Beef Chow Fun is a Cantonese noodle dish with haw fun, noodles made in broad sheets from a rice batter that is steamed on lightly oiled sheet pans. They are sold at room temperature on the day they are made, and are best used the same day. I know this to be true because I read it in Grace Young's Stir-Frying to the Sky's Edge: The Ultimate Guide to Mastery, with Authentic Recipes and Stories.
I wasn't able to find the haw fun uncut, but my local Asian market had packages of fresh cut noodles. Score! I was so happy to find them, that I immediately bought them and ran to my car to head home, satisfied that I had hunted down the coveted ingredient. Then I realized I forgot the bean sprouts. Doh!!
When you are in an Asian shopping center on the weekend in southern California, parking is at a premium. Sometimes I'd just rather not go. I felt terrible walking to my car, deceiving the woman slowly following me into thinking I'd be leaving my prized parking space. I apologized profusely with many self deprecating gestures, she smiled (no Fried Green Tomatoes moment, fortunately), and I ran back into the store to pick up a bag of sprouts. I also decided to hit the soy sauce aisle (yes, a whole aisle) to pick up a bottle of Pearl River Bridge dark soy sauce. The section was empty but for two bottles! Even though I didn't really need them, I scooped them up like they were gasoline in the Jimmy Carter era!
Step one: Assemble all of your ingredients. Flank steak, soy, cornstarch, sesame oil, fresh broad rice noodles, oyster sauce, Shao Hsing rice wine, ginger, garlic, fermented black beans (if you can't find them, try a tablespoon of black bean garlic sauce), bean sprouts, scallions, and white pepper.
Step two: wash and dry the bean sprouts.
Step three: Painstakingly separate a pound of haw fun into a snowy pile of noodles. It's a fun job for kids!
Step three: Mise en place.
The beef is marinated in the soy, corn starch, and sesame oil. The ginger and garlic are minced. The fermented beans are smashed, and the wine and oyster sauce are mixed together.
First you briefly stir fry the garlic and ginger, then you sear the marinated meat, add the the fermented beans, stir a bit, and then remove the mixture from the wok. At this point, you cook the noodles.
There was a lot of chatter on the Wok Wednesdays Facebook page about how the noodles stick, and indeed, mine did too, but not too badly. Mei Chau, whose amazing Malaysian style shrimp recipe knocked my socks off, weighed in on how to avoid too much sticking by stirring the noodles.
(By the way, it wasn't a big deal to get the stuck noodles off of the wok. A five minute soak in hot water was all it took. Woo hoo!)
Once the noodles are a bit crusty, you add the meat back in, as well as the bean sprouts and scallions and stir. Dinner for two!
Verdict? We devoured it. I really loved the added crunch from the bean sprouts.
P.S. In the book, the scallions are shredded rather than sliced.
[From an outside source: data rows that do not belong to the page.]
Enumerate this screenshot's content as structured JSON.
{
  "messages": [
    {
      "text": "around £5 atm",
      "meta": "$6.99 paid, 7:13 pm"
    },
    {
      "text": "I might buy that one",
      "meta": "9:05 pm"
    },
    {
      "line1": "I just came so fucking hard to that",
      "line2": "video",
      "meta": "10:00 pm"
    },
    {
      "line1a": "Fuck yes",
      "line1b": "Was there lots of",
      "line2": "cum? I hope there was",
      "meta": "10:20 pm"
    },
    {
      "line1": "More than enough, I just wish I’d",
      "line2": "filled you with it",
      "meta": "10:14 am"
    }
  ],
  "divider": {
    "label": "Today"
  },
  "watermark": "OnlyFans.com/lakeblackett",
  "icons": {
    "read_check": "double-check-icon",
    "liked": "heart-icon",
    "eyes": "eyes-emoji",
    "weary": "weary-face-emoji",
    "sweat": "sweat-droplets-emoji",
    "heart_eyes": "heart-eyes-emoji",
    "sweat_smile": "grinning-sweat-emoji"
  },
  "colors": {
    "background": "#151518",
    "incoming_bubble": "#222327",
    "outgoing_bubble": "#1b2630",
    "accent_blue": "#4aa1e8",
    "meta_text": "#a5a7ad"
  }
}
I also added some crushed red pepper to my half.
And we have steam!!!
To find the recipe, check out Grace Young's wonderful cookbook. The recipes are authentic and delicious. I've been at it for about two years, and it's an amazing adventure.